[[ Data, beginning ]]
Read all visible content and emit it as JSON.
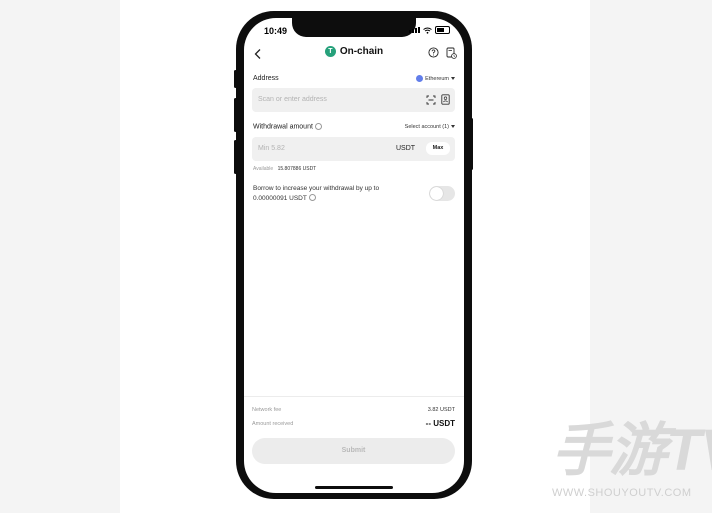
{
  "status_bar": {
    "time": "10:49"
  },
  "header": {
    "title": "On-chain",
    "coin_letter": "T"
  },
  "address": {
    "label": "Address",
    "network": "Ethereum",
    "placeholder": "Scan or enter address"
  },
  "withdrawal": {
    "label": "Withdrawal amount",
    "select_account": "Select account (1)",
    "placeholder": "Min 5.82",
    "currency": "USDT",
    "max_label": "Max",
    "available_label": "Available",
    "available_value": "15.807886 USDT"
  },
  "borrow": {
    "text_line1": "Borrow to increase your withdrawal by up to",
    "text_line2": "0.00000091 USDT",
    "enabled": false
  },
  "summary": {
    "network_fee_label": "Network fee",
    "network_fee_value": "3.82 USDT",
    "amount_received_label": "Amount received",
    "amount_received_value": "-- USDT"
  },
  "submit_label": "Submit",
  "watermark": {
    "logo": "手游TV",
    "url": "WWW.SHOUYOUTV.COM"
  },
  "colors": {
    "usdt": "#26a17b",
    "ethereum": "#627eea"
  }
}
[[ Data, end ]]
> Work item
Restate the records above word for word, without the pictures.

> Final answer
Read all visible content and emit it as JSON.
{
  "status_bar": {
    "time": "10:49"
  },
  "header": {
    "title": "On-chain",
    "coin_letter": "T"
  },
  "address": {
    "label": "Address",
    "network": "Ethereum",
    "placeholder": "Scan or enter address"
  },
  "withdrawal": {
    "label": "Withdrawal amount",
    "select_account": "Select account (1)",
    "placeholder": "Min 5.82",
    "currency": "USDT",
    "max_label": "Max",
    "available_label": "Available",
    "available_value": "15.807886 USDT"
  },
  "borrow": {
    "text_line1": "Borrow to increase your withdrawal by up to",
    "text_line2": "0.00000091 USDT",
    "enabled": false
  },
  "summary": {
    "network_fee_label": "Network fee",
    "network_fee_value": "3.82 USDT",
    "amount_received_label": "Amount received",
    "amount_received_value": "-- USDT"
  },
  "submit_label": "Submit",
  "watermark": {
    "logo": "手游TV",
    "url": "WWW.SHOUYOUTV.COM"
  },
  "colors": {
    "usdt": "#26a17b",
    "ethereum": "#627eea"
  }
}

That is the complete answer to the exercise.